Excerpts from an interface dataset:
__________

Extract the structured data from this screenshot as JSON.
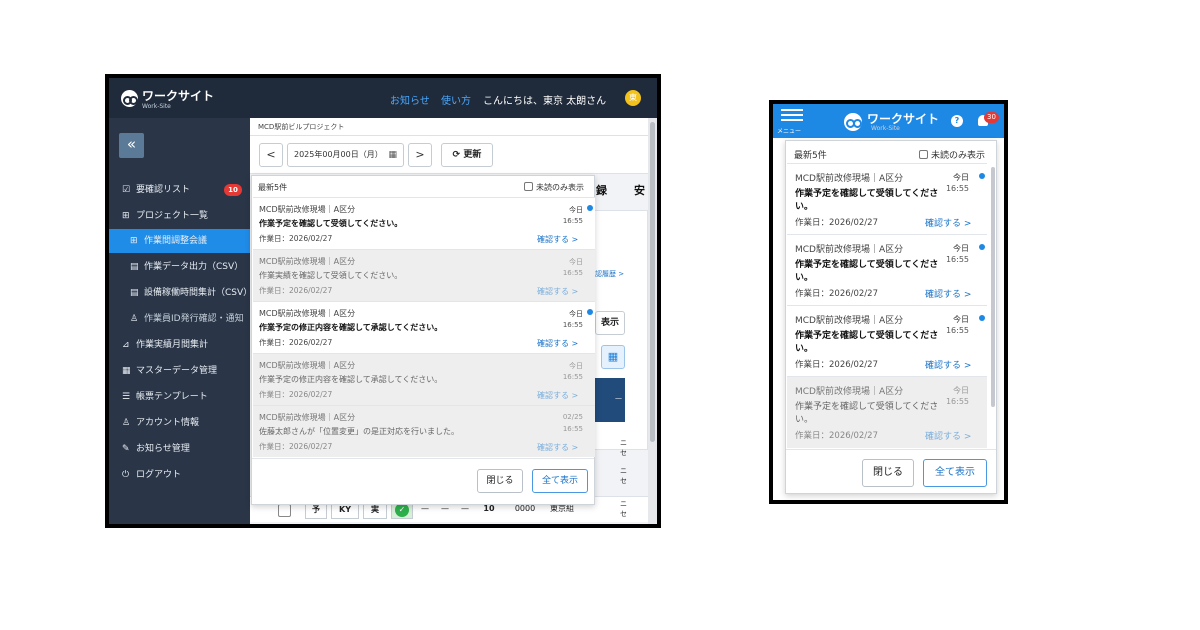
{
  "brand": {
    "name": "ワークサイト",
    "sub": "Work-Site"
  },
  "header": {
    "news_link": "お知らせ",
    "usage_link": "使い方",
    "greeting": "こんにちは、東京 太朗さん",
    "avatar": "東"
  },
  "sidebar": {
    "collapse": "«",
    "items": [
      {
        "label": "要確認リスト",
        "icon": "☑",
        "badge": "10"
      },
      {
        "label": "プロジェクト一覧",
        "icon": "⊞"
      },
      {
        "label": "作業間調整会議",
        "icon": "⊞"
      },
      {
        "label": "作業データ出力（CSV）",
        "icon": "▤"
      },
      {
        "label": "設備稼働時間集計（CSV）",
        "icon": "▤"
      },
      {
        "label": "作業員ID発行確認・通知",
        "icon": "♙"
      },
      {
        "label": "作業実績月間集計",
        "icon": "⊿"
      },
      {
        "label": "マスターデータ管理",
        "icon": "▦"
      },
      {
        "label": "帳票テンプレート",
        "icon": "☰"
      },
      {
        "label": "アカウント情報",
        "icon": "♙"
      },
      {
        "label": "お知らせ管理",
        "icon": "✎"
      },
      {
        "label": "ログアウト",
        "icon": "⏻"
      }
    ]
  },
  "main": {
    "breadcrumb": "MCD駅前ビルプロジェクト",
    "prev": "<",
    "date": "2025年00月00日（月）",
    "next": ">",
    "refresh": "⟳ 更新",
    "bg_word1": "録",
    "bg_word2": "安",
    "bg_link": "認履歴 >",
    "bg_btn": "表示",
    "bg_col_dash": "—",
    "bg_col_se": "ニ\nセ",
    "row": [
      "予",
      "KY",
      "実",
      "—",
      "—",
      "—",
      "—",
      "10",
      "0000",
      "東京組"
    ],
    "row_ok": "✓"
  },
  "notif_popup": {
    "header": "最新5件",
    "unread_label": "未読のみ表示",
    "items": [
      {
        "site": "MCD駅前改修現場｜A区分",
        "msg": "作業予定を確認して受領してください。",
        "workdate": "作業日：2026/02/27",
        "day": "今日",
        "time": "16:55",
        "link": "確認する >",
        "read": false
      },
      {
        "site": "MCD駅前改修現場｜A区分",
        "msg": "作業実績を確認して受領してください。",
        "workdate": "作業日：2026/02/27",
        "day": "今日",
        "time": "16:55",
        "link": "確認する >",
        "read": true
      },
      {
        "site": "MCD駅前改修現場｜A区分",
        "msg": "作業予定の修正内容を確認して承認してください。",
        "workdate": "作業日：2026/02/27",
        "day": "今日",
        "time": "16:55",
        "link": "確認する >",
        "read": false
      },
      {
        "site": "MCD駅前改修現場｜A区分",
        "msg": "作業予定の修正内容を確認して承認してください。",
        "workdate": "作業日：2026/02/27",
        "day": "今日",
        "time": "16:55",
        "link": "確認する >",
        "read": true
      },
      {
        "site": "MCD駅前改修現場｜A区分",
        "msg": "佐藤太郎さんが「位置変更」の是正対応を行いました。",
        "workdate": "作業日：2026/02/27",
        "day": "02/25",
        "time": "16:55",
        "link": "確認する >",
        "read": true
      }
    ],
    "close": "閉じる",
    "show_all": "全て表示"
  },
  "mobile": {
    "menu": "メニュー",
    "help": "?",
    "badge": "30",
    "header": "最新5件",
    "unread_label": "未読のみ表示",
    "items": [
      {
        "site": "MCD駅前改修現場｜A区分",
        "msg1": "作業予定を確認して受領してくださ",
        "msg2": "い。",
        "workdate": "作業日：2026/02/27",
        "day": "今日",
        "time": "16:55",
        "link": "確認する >",
        "read": false
      },
      {
        "site": "MCD駅前改修現場｜A区分",
        "msg1": "作業予定を確認して受領してくださ",
        "msg2": "い。",
        "workdate": "作業日：2026/02/27",
        "day": "今日",
        "time": "16:55",
        "link": "確認する >",
        "read": false
      },
      {
        "site": "MCD駅前改修現場｜A区分",
        "msg1": "作業予定を確認して受領してくださ",
        "msg2": "い。",
        "workdate": "作業日：2026/02/27",
        "day": "今日",
        "time": "16:55",
        "link": "確認する >",
        "read": false
      },
      {
        "site": "MCD駅前改修現場｜A区分",
        "msg1": "作業予定を確認して受領してくださ",
        "msg2": "い。",
        "workdate": "作業日：2026/02/27",
        "day": "今日",
        "time": "16:55",
        "link": "確認する >",
        "read": true
      }
    ],
    "close": "閉じる",
    "show_all": "全て表示"
  },
  "colors": {
    "accent": "#1e88e5",
    "sidebar": "#2a3648",
    "topbar": "#1f2a3a",
    "badge": "#e53935"
  }
}
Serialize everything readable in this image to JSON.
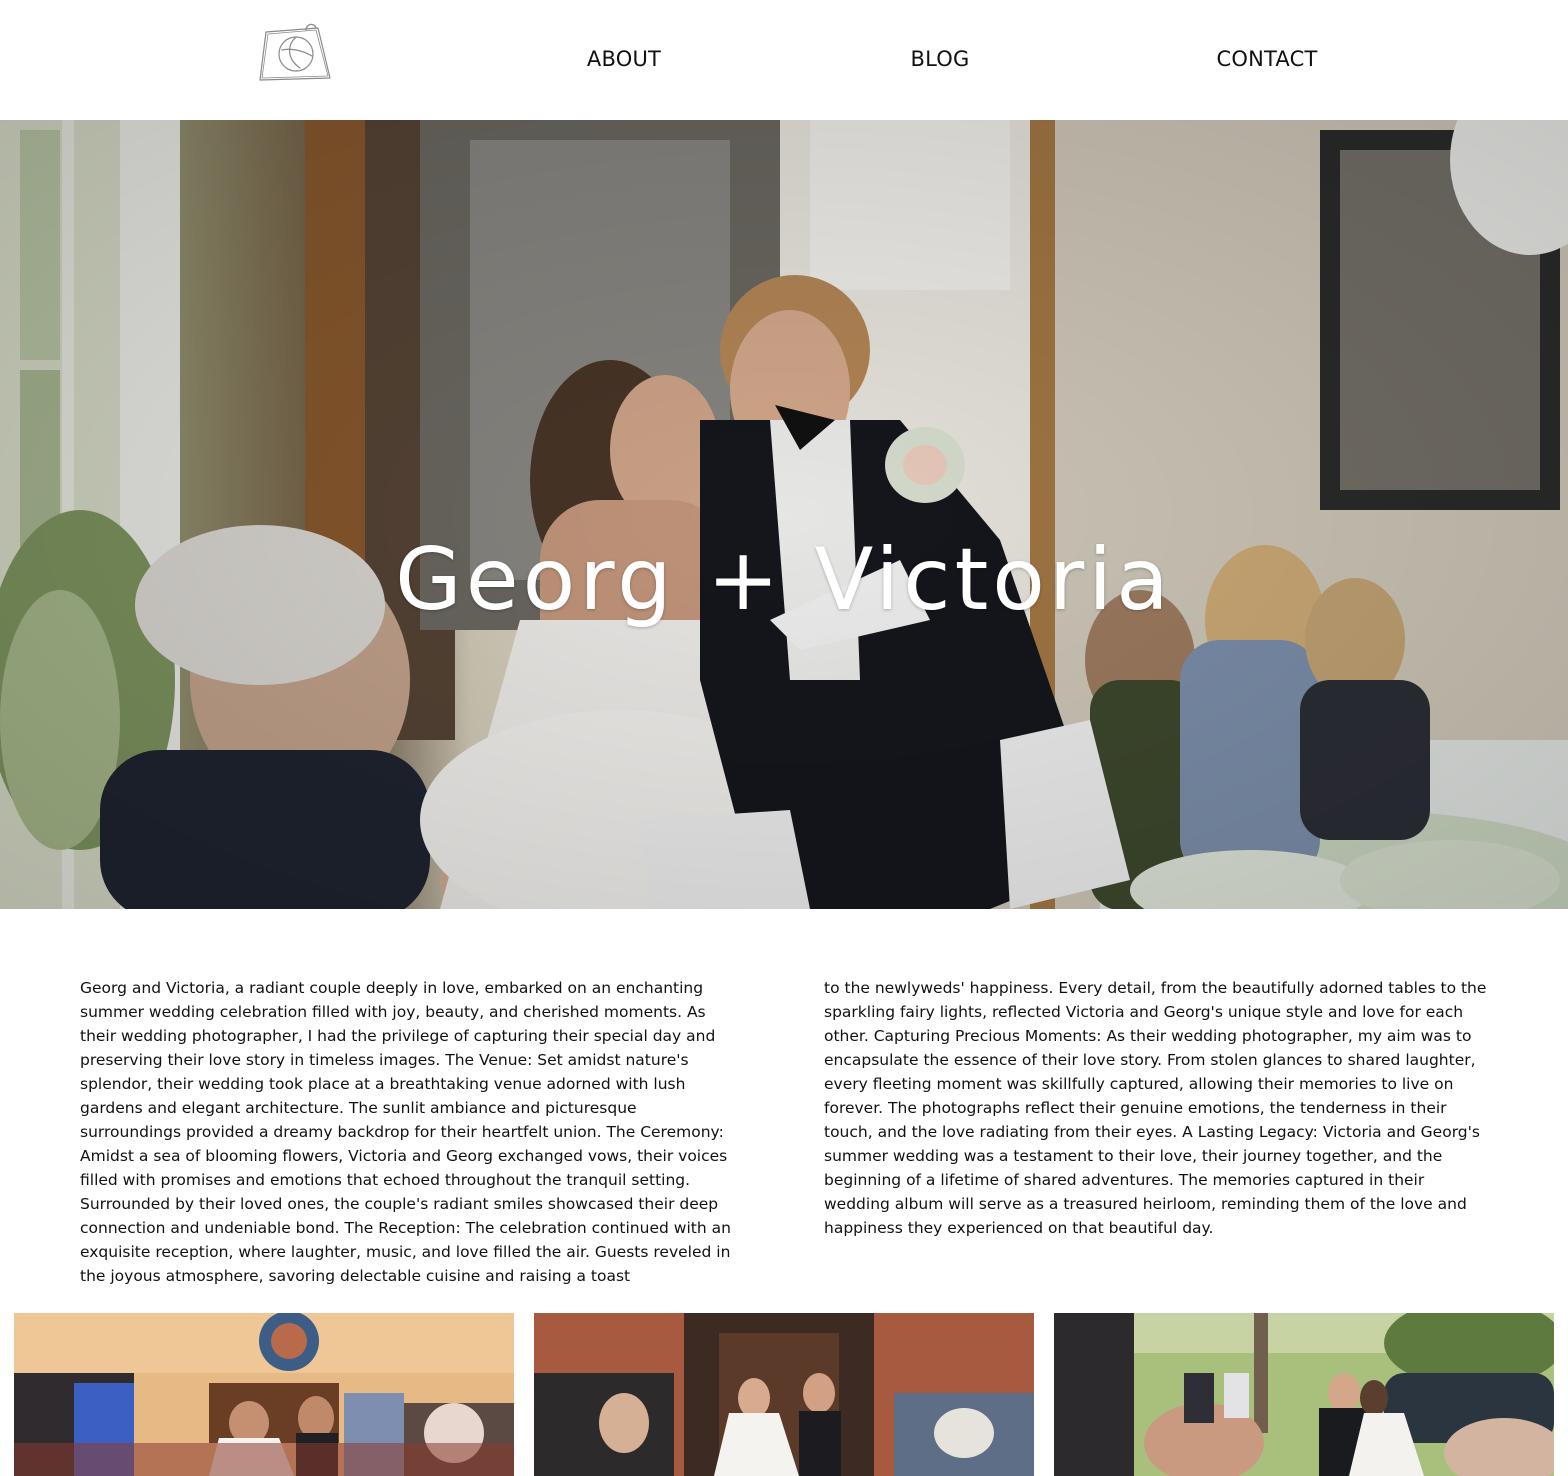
{
  "nav": {
    "logo_icon": "hand-drawn-bag-logo-icon",
    "items": [
      {
        "label": "ABOUT"
      },
      {
        "label": "BLOG"
      },
      {
        "label": "CONTACT"
      }
    ]
  },
  "hero": {
    "title": "Georg + Victoria",
    "image": "bride-and-groom-kissing-at-reception-photo"
  },
  "article": {
    "column_left": "Georg and Victoria, a radiant couple deeply in love, embarked on an enchanting summer wedding celebration filled with joy, beauty, and cherished moments. As their wedding photographer, I had the privilege of capturing their special day and preserving their love story in timeless images. The Venue: Set amidst nature's splendor, their wedding took place at a breathtaking venue adorned with lush gardens and elegant architecture. The sunlit ambiance and picturesque surroundings provided a dreamy backdrop for their heartfelt union. The Ceremony: Amidst a sea of blooming flowers, Victoria and Georg exchanged vows, their voices filled with promises and emotions that echoed throughout the tranquil setting. Surrounded by their loved ones, the couple's radiant smiles showcased their deep connection and undeniable bond. The Reception: The celebration continued with an exquisite reception, where laughter, music, and love filled the air. Guests reveled in the joyous atmosphere, savoring delectable cuisine and raising a toast",
    "column_right": "to the newlyweds' happiness. Every detail, from the beautifully adorned tables to the sparkling fairy lights, reflected Victoria and Georg's unique style and love for each other. Capturing Precious Moments: As their wedding photographer, my aim was to encapsulate the essence of their love story. From stolen glances to shared laughter, every fleeting moment was skillfully captured, allowing their memories to live on forever. The photographs reflect their genuine emotions, the tenderness in their touch, and the love radiating from their eyes. A Lasting Legacy: Victoria and Georg's summer wedding was a testament to their love, their journey together, and the beginning of a lifetime of shared adventures. The memories captured in their wedding album will serve as a treasured heirloom, reminding them of the love and happiness they experienced on that beautiful day."
  },
  "gallery": [
    {
      "image": "church-aisle-recessional-photo"
    },
    {
      "image": "brick-church-doorway-exit-photo"
    },
    {
      "image": "outdoor-kiss-with-guests-photo"
    }
  ],
  "colors": {
    "text": "#111111",
    "background": "#ffffff",
    "hero_title": "#ffffff"
  }
}
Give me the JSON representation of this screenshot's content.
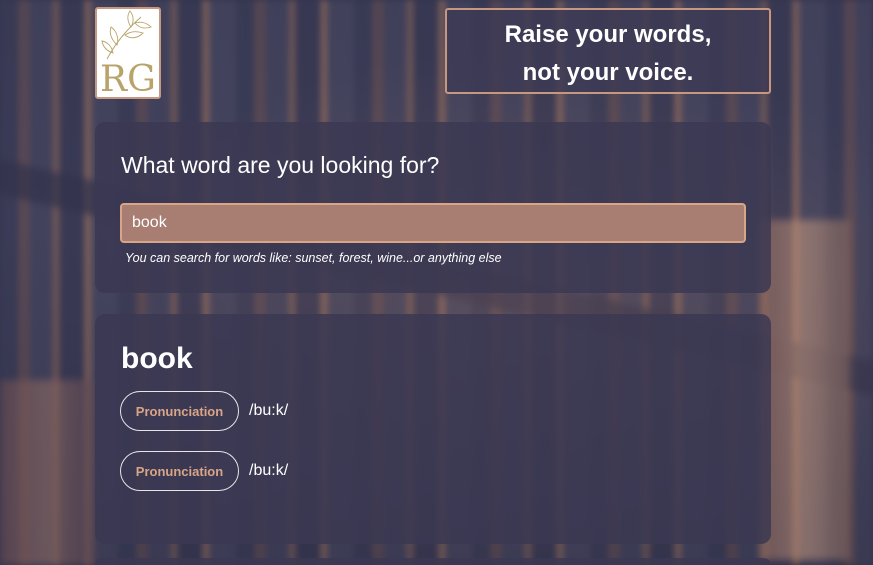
{
  "header": {
    "logo_letters": "RG",
    "slogan_line1": "Raise your words,",
    "slogan_line2": "not your voice."
  },
  "search": {
    "heading": "What word are you looking for?",
    "input_value": "book",
    "hint": "You can search for words like: sunset, forest, wine...or anything else"
  },
  "result": {
    "word": "book",
    "pronunciations": [
      {
        "button_label": "Pronunciation",
        "phonetic": "/bu:k/"
      },
      {
        "button_label": "Pronunciation",
        "phonetic": "/bu:k/"
      }
    ]
  },
  "colors": {
    "accent": "#d9a587",
    "border": "#c8977f",
    "card": "#3a3852",
    "input_bg": "#a77e71"
  }
}
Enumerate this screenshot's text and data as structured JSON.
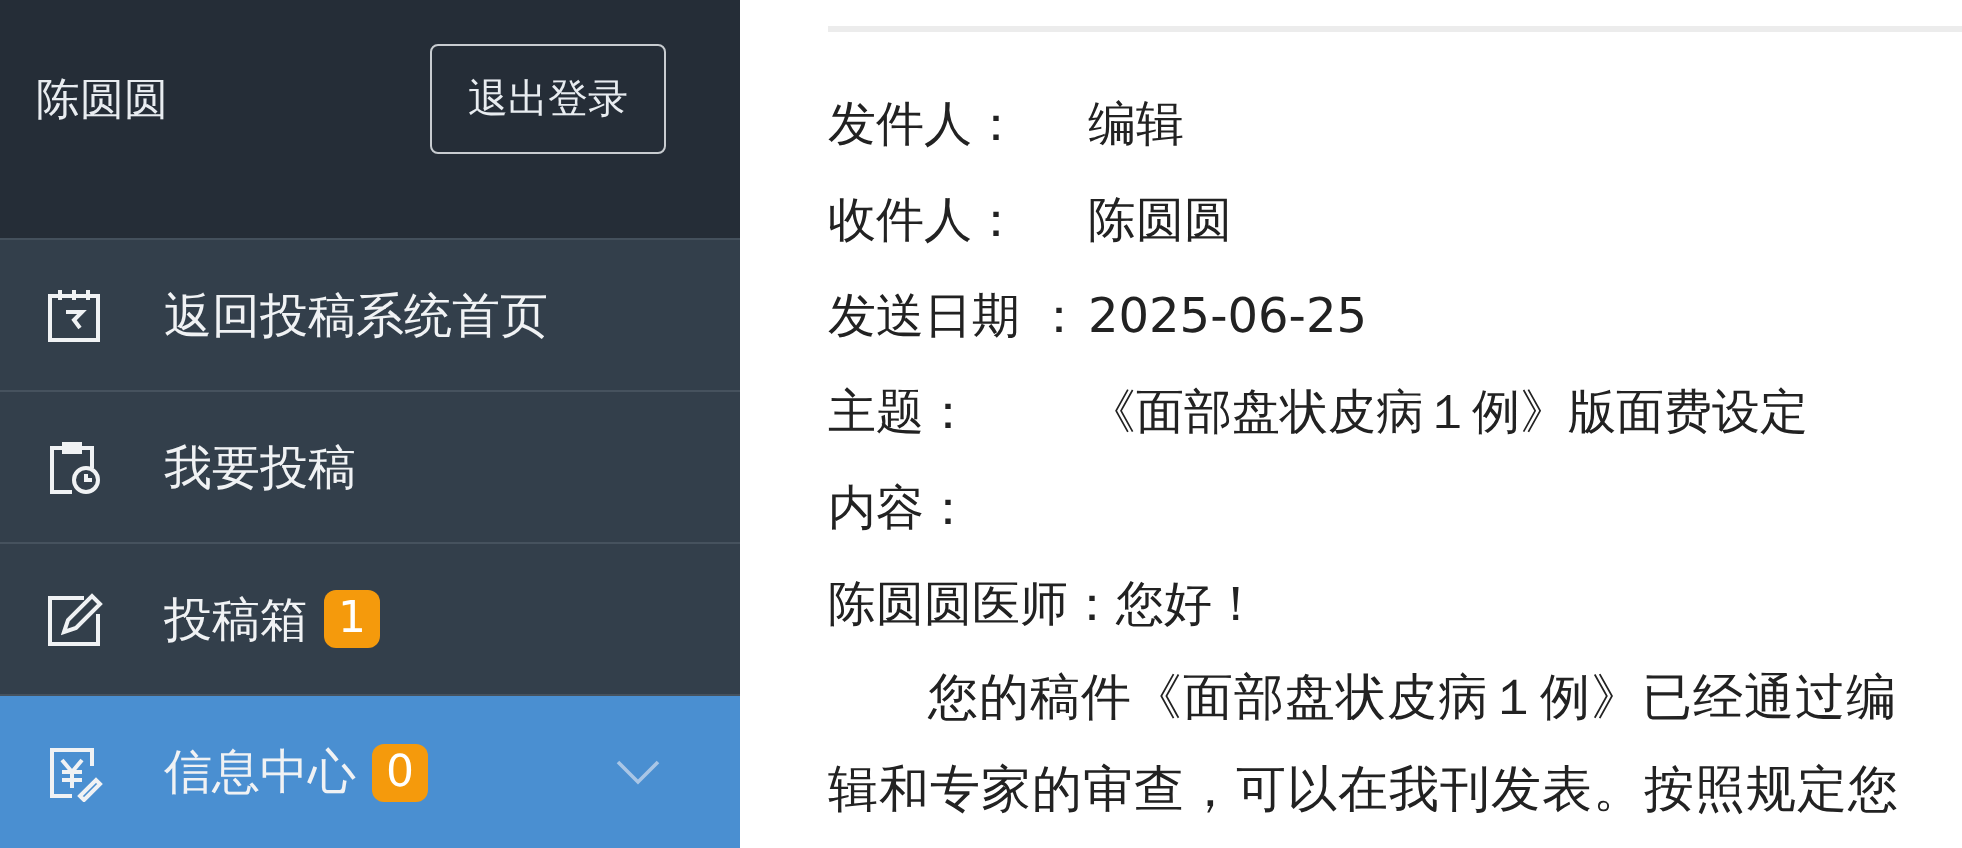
{
  "user": {
    "name": "陈圆圆",
    "logout": "退出登录"
  },
  "menu": [
    {
      "kind": "home",
      "label": "返回投稿系统首页",
      "selected": false
    },
    {
      "kind": "submit",
      "label": "我要投稿",
      "selected": false
    },
    {
      "kind": "outbox",
      "label": "投稿箱",
      "badge": "1",
      "selected": false
    },
    {
      "kind": "messages",
      "label": "信息中心",
      "badge": "0",
      "selected": true,
      "expanded": false
    }
  ],
  "message": {
    "fields": [
      {
        "label": "发件人：",
        "value": "编辑"
      },
      {
        "label": "收件人：",
        "value": "陈圆圆"
      },
      {
        "label": "发送日期 ：",
        "value": "2025-06-25"
      },
      {
        "label": "主题：",
        "value": "《面部盘状皮病１例》版面费设定"
      }
    ],
    "content_label": "内容：",
    "greeting": "陈圆圆医师：您好！",
    "body": "您的稿件《面部盘状皮病１例》已经通过编辑和专家的审查，可以在我刊发表。按照规定您"
  }
}
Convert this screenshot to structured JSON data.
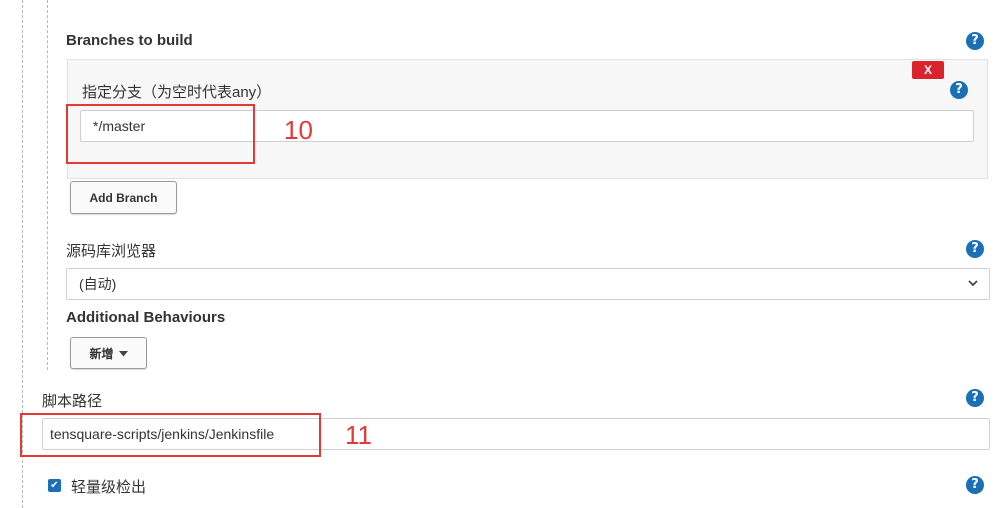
{
  "branches": {
    "title": "Branches to build",
    "branch_spec": {
      "label": "指定分支（为空时代表any）",
      "value": "*/master",
      "delete_label": "X"
    },
    "add_button": "Add Branch"
  },
  "repo_browser": {
    "label": "源码库浏览器",
    "selected": "(自动)"
  },
  "behaviours": {
    "title": "Additional Behaviours",
    "add_button": "新增"
  },
  "script_path": {
    "label": "脚本路径",
    "value": "tensquare-scripts/jenkins/Jenkinsfile"
  },
  "lightweight": {
    "label": "轻量级检出",
    "checked": true
  },
  "annotations": {
    "first": "10",
    "second": "11"
  },
  "icons": {
    "help": "question-circle-icon",
    "dropdown": "chevron-down-icon",
    "caret": "caret-down-icon",
    "check": "check-icon"
  },
  "colors": {
    "help_icon": "#1a6fb5",
    "delete_button": "#d9232d",
    "annotation": "#e53935"
  }
}
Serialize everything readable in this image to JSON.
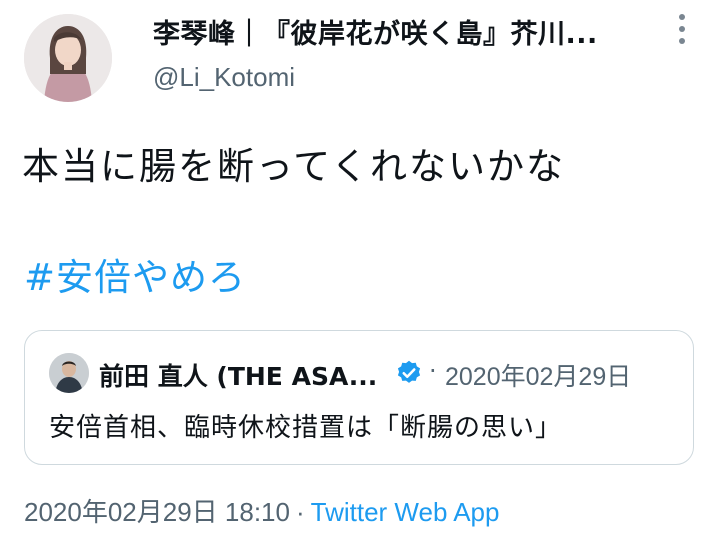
{
  "tweet": {
    "author_name": "李琴峰｜『彼岸花が咲く島』芥川...",
    "author_handle": "@Li_Kotomi",
    "text": "本当に腸を断ってくれないかな",
    "hashtag": "#安倍やめろ"
  },
  "quoted": {
    "author_name": "前田 直人 (THE ASA...",
    "separator": "·",
    "date": "2020年02月29日",
    "text": "安倍首相、臨時休校措置は「断腸の思い」"
  },
  "meta": {
    "timestamp": "2020年02月29日 18:10",
    "separator": "·",
    "source": "Twitter Web App"
  },
  "icons": {
    "more": "more-vertical-icon",
    "verified": "verified-badge-icon"
  },
  "colors": {
    "link": "#1d9bf0",
    "secondary_text": "#536471",
    "primary_text": "#0f1419",
    "border": "#cfd9de"
  }
}
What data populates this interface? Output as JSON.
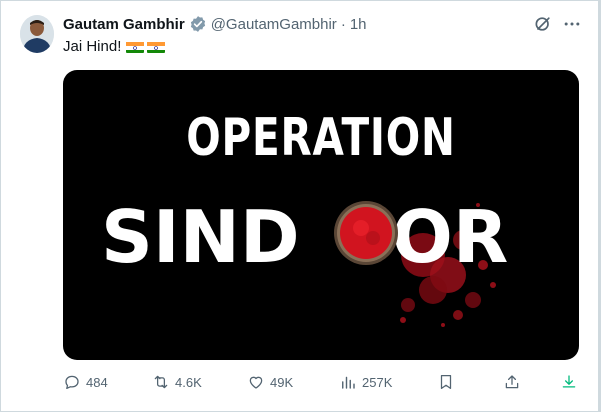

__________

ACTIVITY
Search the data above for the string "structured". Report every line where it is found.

EXPECTED OUTPUT
Extract the structured data from this screenshot as JSON.
Enumerate this screenshot's text and data as structured JSON.
Convert this screenshot to structured JSON data.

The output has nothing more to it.